Book Review: An Abundance of Katherines by John Green

Book Review: An Abundance of Katherines by John Green

5 out of 5 stars.

John Green really hit it out of the ball park with this witty and intelligent book.

Green incorporates an interesting stylistic technique1 in this novel.  As always, Green’s voice is very distinct and witty, and he makes a story about math seem more like a story about humanity and the struggle of coping with the unknown.

It stars Colin, the child prodigy (but not a genius) who has a thing for Katherines.

Seriously. This kid’s dated nineteen Katherines – in a row – and been dumped by every single one.

Although Colin is incredibly smart, he’s kind of dumb when it comes to everything that’s not anagramming2 or languages3.

Especially when it comes to Katherines.

Unfortunately for Colin, he is an extreme dumpee in his “Theorem of Underlying Katherine Predictability”4.  So when Katherine XIX dumps him, he reacts by going on a road trip with his friend Hassan5.

The duo ends up in the small town Gutshot, Tennessee, where they get jobs producing a documentary for the local textile factory6 owner.

I really enjoyed this book. Green managed to make math seem almost interesting in this tale of a lost boy trying to predict the future. Colin’s escapades make it easy and fun to read, and the reader is consistently amazed by Colin’s intellegence7.

Colin’s character is very relatable, despite the extreme intelligence gap between him and the average reader. Although he’s smart, Colin has yet to grasp simple things, like how in the Tortoise and the Hare it’s not just about a turtle and a rabbit. The reader can sense his struggle, and it’s endearing.

I’d highly recommend this book to any fans of John Green8.

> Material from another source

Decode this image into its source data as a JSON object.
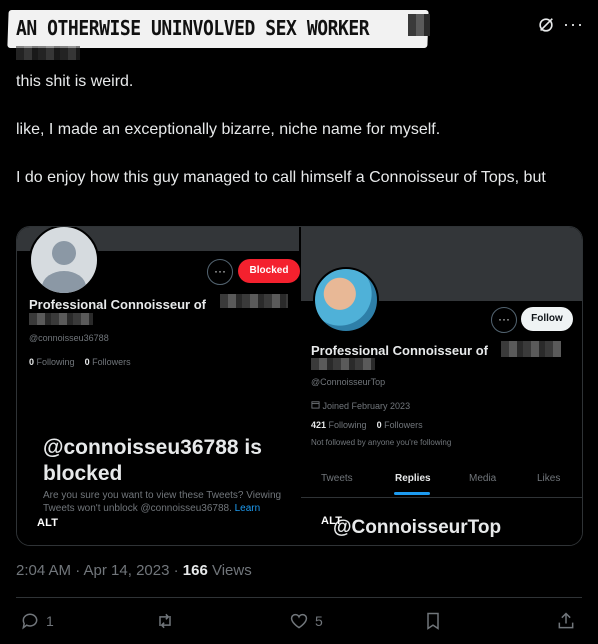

  1. He uses footnotes.  A lot of footnotes.
  2. Mixing the letters in a word or set of words to create a new set of words, i.e. anagram → nag a ram
  3. He knows eleven fluently (Spanish, French, Latin, German, etc.) but he also knows a little Japanese.
  4. The theorem he’s working on to predict how long and whether a relationship will last. Surprisingly, it’s actually legitimate math.
  5. Who is a Sunni Muslim and not a terrorist, as Hassan himself says.
  6. Which happens to make tampon strings. Not that that’s funny or anything. Not at all.
  7. Very, very intelligent. This kid makes Einstein look stupid.
  8. Or anyone else, for that matter.